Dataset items
= = =

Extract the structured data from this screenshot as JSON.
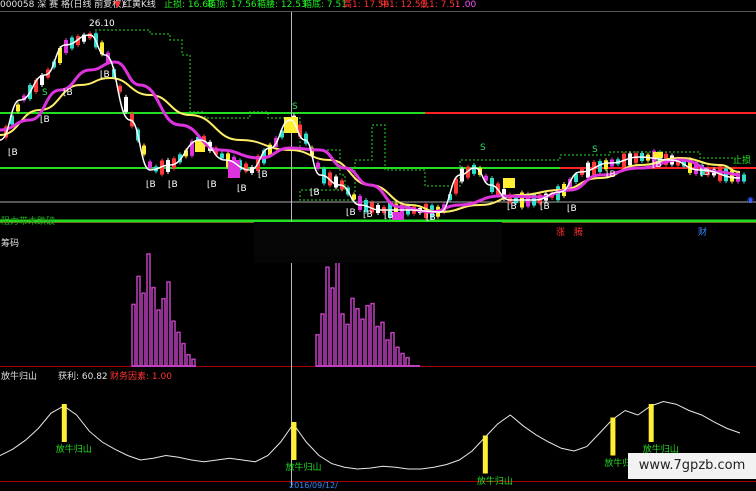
{
  "header": {
    "code_title": "000058 深 赛 格(日线 前复权)",
    "indicator_name": "红黄K线",
    "stop_loss": "止损: 16.68",
    "box_top": "箱顶: 17.56",
    "box_mid": "箱腰: 12.53",
    "box_bottom": "箱底: 7.51",
    "high": "高1: 17.56",
    "mid": "中1: 12.53",
    "low": "低1: 7.51",
    "tail": ": .00"
  },
  "main_panel": {
    "peak_label": "26.10",
    "stop_label": "止损",
    "signal_b": "B",
    "signal_s": "S",
    "left_caption": "阻力带未跌破",
    "event_up": "涨",
    "event_rise": "腾",
    "event_fin": "财",
    "right_marker": "◉"
  },
  "chip_panel": {
    "title": "筹码",
    "bars_a": [
      0.55,
      0.8,
      0.65,
      1.0,
      0.7,
      0.5,
      0.6,
      0.75,
      0.4,
      0.3,
      0.2,
      0.1,
      0.06
    ],
    "bars_b": [
      0.3,
      0.5,
      0.95,
      0.75,
      1.0,
      0.5,
      0.4,
      0.65,
      0.55,
      0.45,
      0.58,
      0.6,
      0.38,
      0.42,
      0.25,
      0.32,
      0.18,
      0.12,
      0.08
    ]
  },
  "osc_panel": {
    "title": "放牛归山",
    "profit_label": "获利: 60.82",
    "sub_label": "财务因素: 1.00",
    "signal_text": "放牛归山",
    "values": [
      0.25,
      0.32,
      0.42,
      0.55,
      0.72,
      0.8,
      0.7,
      0.52,
      0.4,
      0.32,
      0.25,
      0.2,
      0.22,
      0.25,
      0.23,
      0.2,
      0.18,
      0.2,
      0.22,
      0.2,
      0.18,
      0.25,
      0.4,
      0.6,
      0.4,
      0.25,
      0.16,
      0.12,
      0.1,
      0.11,
      0.13,
      0.12,
      0.1,
      0.1,
      0.12,
      0.15,
      0.2,
      0.3,
      0.45,
      0.6,
      0.7,
      0.58,
      0.48,
      0.4,
      0.33,
      0.3,
      0.35,
      0.5,
      0.65,
      0.75,
      0.7,
      0.8,
      0.85,
      0.82,
      0.75,
      0.7,
      0.62,
      0.55,
      0.5
    ],
    "signals": [
      5,
      23,
      38,
      48,
      51
    ]
  },
  "footer": {
    "date_fragment": "2016/09/12/",
    "watermark": "www.7gpzb.com"
  },
  "colors": {
    "up": "#ff3a3a",
    "down": "#33ddcc",
    "white_ma": "#ffffff",
    "magenta_ma": "#dd33dd",
    "yellow_ma": "#ffee66",
    "green_line": "#22dd22",
    "red_line": "#ff2222",
    "chip": "#c040c0",
    "osc_line": "#e8e8e8",
    "signal_bar": "#ffee33"
  }
}
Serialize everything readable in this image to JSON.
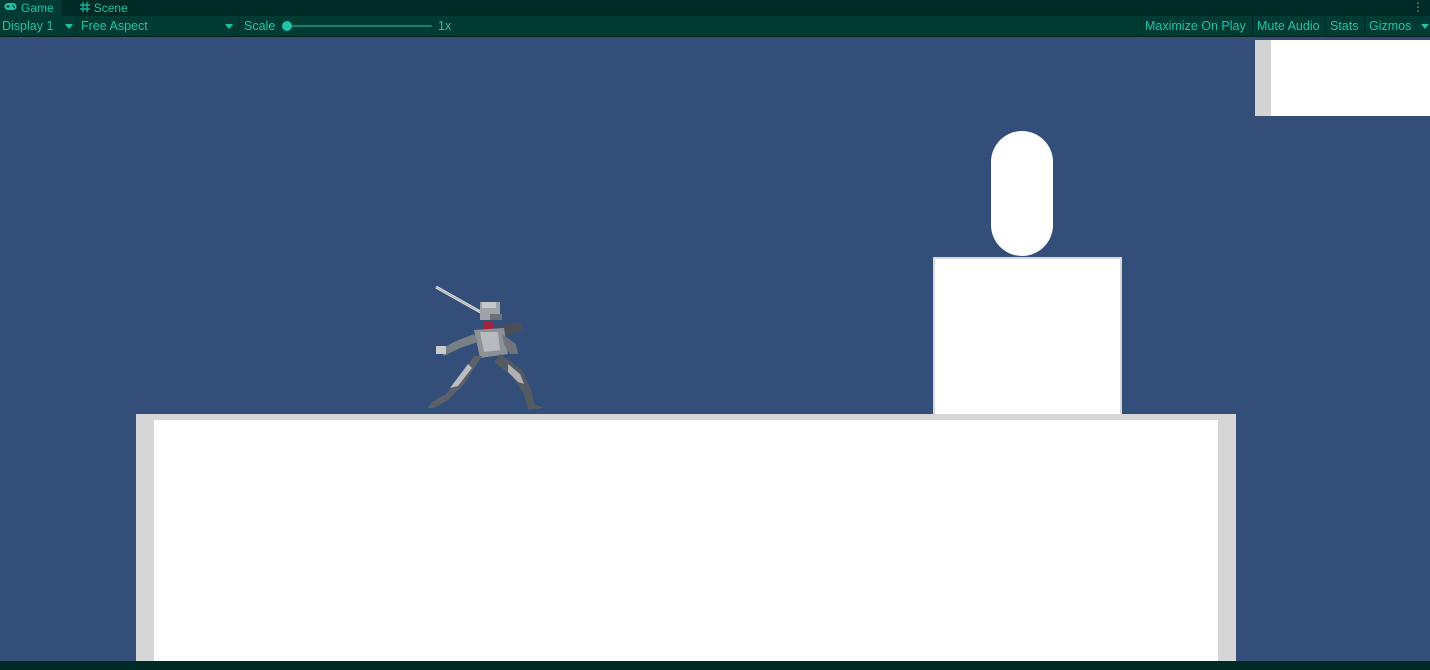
{
  "tabs": [
    {
      "label": "Game",
      "icon": "gamepad-icon",
      "glyph": "🎮"
    },
    {
      "label": "Scene",
      "icon": "grid-icon",
      "glyph": "#"
    }
  ],
  "toolbar": {
    "display_label": "Display 1",
    "aspect_label": "Free Aspect",
    "scale_label": "Scale",
    "scale_value": "1x",
    "maximize_label": "Maximize On Play",
    "mute_label": "Mute Audio",
    "stats_label": "Stats",
    "gizmos_label": "Gizmos"
  },
  "colors": {
    "accent": "#1fc3a6",
    "viewport_bg": "#334e79",
    "panel_bg": "#003b33",
    "block": "#ffffff",
    "block_shade": "#d6d6d6"
  }
}
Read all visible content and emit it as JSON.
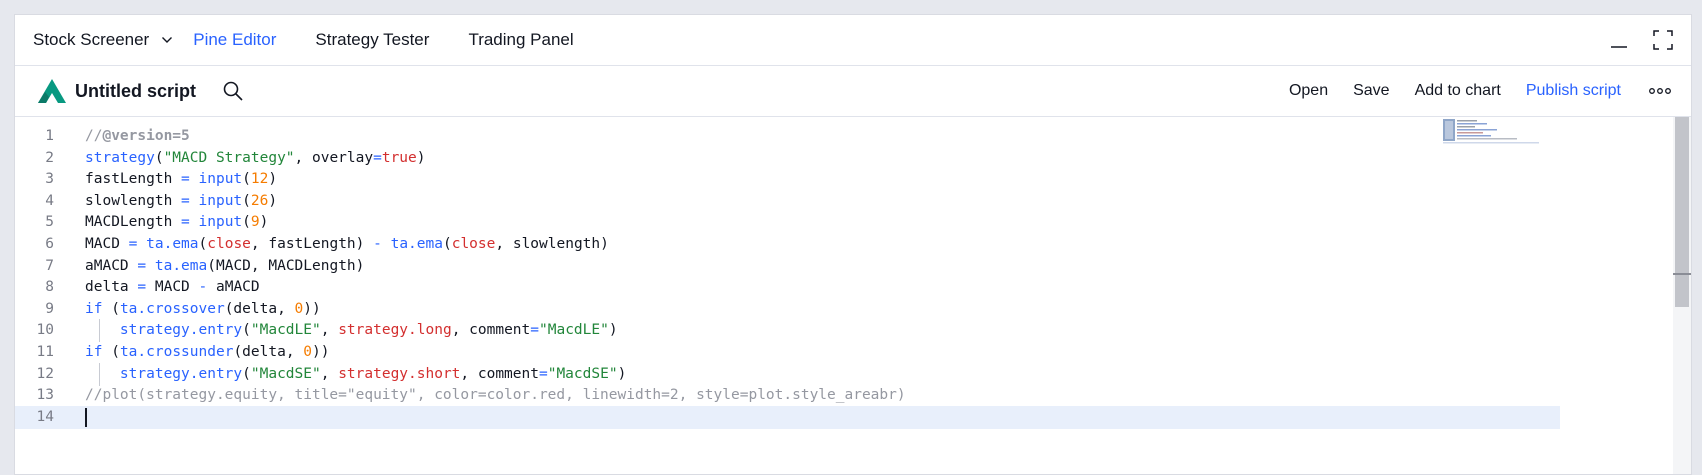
{
  "tabs": {
    "stock_screener": "Stock Screener",
    "pine_editor": "Pine Editor",
    "strategy_tester": "Strategy Tester",
    "trading_panel": "Trading Panel"
  },
  "toolbar": {
    "script_title": "Untitled script",
    "open_label": "Open",
    "save_label": "Save",
    "add_to_chart_label": "Add to chart",
    "publish_label": "Publish script"
  },
  "icons": {
    "dropdown": "chevron-down-icon",
    "minimize": "minimize-icon",
    "maximize": "maximize-icon",
    "logo": "pine-logo-icon",
    "search": "search-icon",
    "more": "more-dots-icon"
  },
  "colors": {
    "accent": "#2962ff",
    "string": "#22863a",
    "number": "#f57c00",
    "builtin_var": "#d32f2f",
    "comment": "#9598a1",
    "current_line": "#e8effb",
    "logo_green": "#089981"
  },
  "code": {
    "lines": [
      {
        "n": "1",
        "tokens": [
          {
            "t": "//",
            "c": "cm"
          },
          {
            "t": "@version=5",
            "c": "cmb"
          }
        ]
      },
      {
        "n": "2",
        "tokens": [
          {
            "t": "strategy",
            "c": "fn"
          },
          {
            "t": "(",
            "c": "pl"
          },
          {
            "t": "\"MACD Strategy\"",
            "c": "str"
          },
          {
            "t": ", overlay",
            "c": "pl"
          },
          {
            "t": "=",
            "c": "op"
          },
          {
            "t": "true",
            "c": "bool"
          },
          {
            "t": ")",
            "c": "pl"
          }
        ]
      },
      {
        "n": "3",
        "tokens": [
          {
            "t": "fastLength ",
            "c": "pl"
          },
          {
            "t": "=",
            "c": "op"
          },
          {
            "t": " ",
            "c": "pl"
          },
          {
            "t": "input",
            "c": "fn"
          },
          {
            "t": "(",
            "c": "pl"
          },
          {
            "t": "12",
            "c": "num"
          },
          {
            "t": ")",
            "c": "pl"
          }
        ]
      },
      {
        "n": "4",
        "tokens": [
          {
            "t": "slowlength ",
            "c": "pl"
          },
          {
            "t": "=",
            "c": "op"
          },
          {
            "t": " ",
            "c": "pl"
          },
          {
            "t": "input",
            "c": "fn"
          },
          {
            "t": "(",
            "c": "pl"
          },
          {
            "t": "26",
            "c": "num"
          },
          {
            "t": ")",
            "c": "pl"
          }
        ]
      },
      {
        "n": "5",
        "tokens": [
          {
            "t": "MACDLength ",
            "c": "pl"
          },
          {
            "t": "=",
            "c": "op"
          },
          {
            "t": " ",
            "c": "pl"
          },
          {
            "t": "input",
            "c": "fn"
          },
          {
            "t": "(",
            "c": "pl"
          },
          {
            "t": "9",
            "c": "num"
          },
          {
            "t": ")",
            "c": "pl"
          }
        ]
      },
      {
        "n": "6",
        "tokens": [
          {
            "t": "MACD ",
            "c": "pl"
          },
          {
            "t": "=",
            "c": "op"
          },
          {
            "t": " ",
            "c": "pl"
          },
          {
            "t": "ta.ema",
            "c": "fn"
          },
          {
            "t": "(",
            "c": "pl"
          },
          {
            "t": "close",
            "c": "var"
          },
          {
            "t": ", fastLength) ",
            "c": "pl"
          },
          {
            "t": "-",
            "c": "op"
          },
          {
            "t": " ",
            "c": "pl"
          },
          {
            "t": "ta.ema",
            "c": "fn"
          },
          {
            "t": "(",
            "c": "pl"
          },
          {
            "t": "close",
            "c": "var"
          },
          {
            "t": ", slowlength)",
            "c": "pl"
          }
        ]
      },
      {
        "n": "7",
        "tokens": [
          {
            "t": "aMACD ",
            "c": "pl"
          },
          {
            "t": "=",
            "c": "op"
          },
          {
            "t": " ",
            "c": "pl"
          },
          {
            "t": "ta.ema",
            "c": "fn"
          },
          {
            "t": "(MACD, MACDLength)",
            "c": "pl"
          }
        ]
      },
      {
        "n": "8",
        "tokens": [
          {
            "t": "delta ",
            "c": "pl"
          },
          {
            "t": "=",
            "c": "op"
          },
          {
            "t": " MACD ",
            "c": "pl"
          },
          {
            "t": "-",
            "c": "op"
          },
          {
            "t": " aMACD",
            "c": "pl"
          }
        ]
      },
      {
        "n": "9",
        "tokens": [
          {
            "t": "if",
            "c": "kw"
          },
          {
            "t": " (",
            "c": "pl"
          },
          {
            "t": "ta.crossover",
            "c": "fn"
          },
          {
            "t": "(delta, ",
            "c": "pl"
          },
          {
            "t": "0",
            "c": "num"
          },
          {
            "t": "))",
            "c": "pl"
          }
        ]
      },
      {
        "n": "10",
        "indent": true,
        "tokens": [
          {
            "t": "    ",
            "c": "pl"
          },
          {
            "t": "strategy.entry",
            "c": "fn"
          },
          {
            "t": "(",
            "c": "pl"
          },
          {
            "t": "\"MacdLE\"",
            "c": "str"
          },
          {
            "t": ", ",
            "c": "pl"
          },
          {
            "t": "strategy.long",
            "c": "var"
          },
          {
            "t": ", comment",
            "c": "pl"
          },
          {
            "t": "=",
            "c": "op"
          },
          {
            "t": "\"MacdLE\"",
            "c": "str"
          },
          {
            "t": ")",
            "c": "pl"
          }
        ]
      },
      {
        "n": "11",
        "tokens": [
          {
            "t": "if",
            "c": "kw"
          },
          {
            "t": " (",
            "c": "pl"
          },
          {
            "t": "ta.crossunder",
            "c": "fn"
          },
          {
            "t": "(delta, ",
            "c": "pl"
          },
          {
            "t": "0",
            "c": "num"
          },
          {
            "t": "))",
            "c": "pl"
          }
        ]
      },
      {
        "n": "12",
        "indent": true,
        "tokens": [
          {
            "t": "    ",
            "c": "pl"
          },
          {
            "t": "strategy.entry",
            "c": "fn"
          },
          {
            "t": "(",
            "c": "pl"
          },
          {
            "t": "\"MacdSE\"",
            "c": "str"
          },
          {
            "t": ", ",
            "c": "pl"
          },
          {
            "t": "strategy.short",
            "c": "var"
          },
          {
            "t": ", comment",
            "c": "pl"
          },
          {
            "t": "=",
            "c": "op"
          },
          {
            "t": "\"MacdSE\"",
            "c": "str"
          },
          {
            "t": ")",
            "c": "pl"
          }
        ]
      },
      {
        "n": "13",
        "tokens": [
          {
            "t": "//plot(strategy.equity, title=\"equity\", color=color.red, linewidth=2, style=plot.style_areabr)",
            "c": "cm"
          }
        ]
      },
      {
        "n": "14",
        "current": true,
        "tokens": []
      }
    ]
  }
}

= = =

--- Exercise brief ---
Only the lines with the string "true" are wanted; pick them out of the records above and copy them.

--- Exercise solution ---
            "t": "true",
        "indent": true,
        "indent": true,
        "current": true,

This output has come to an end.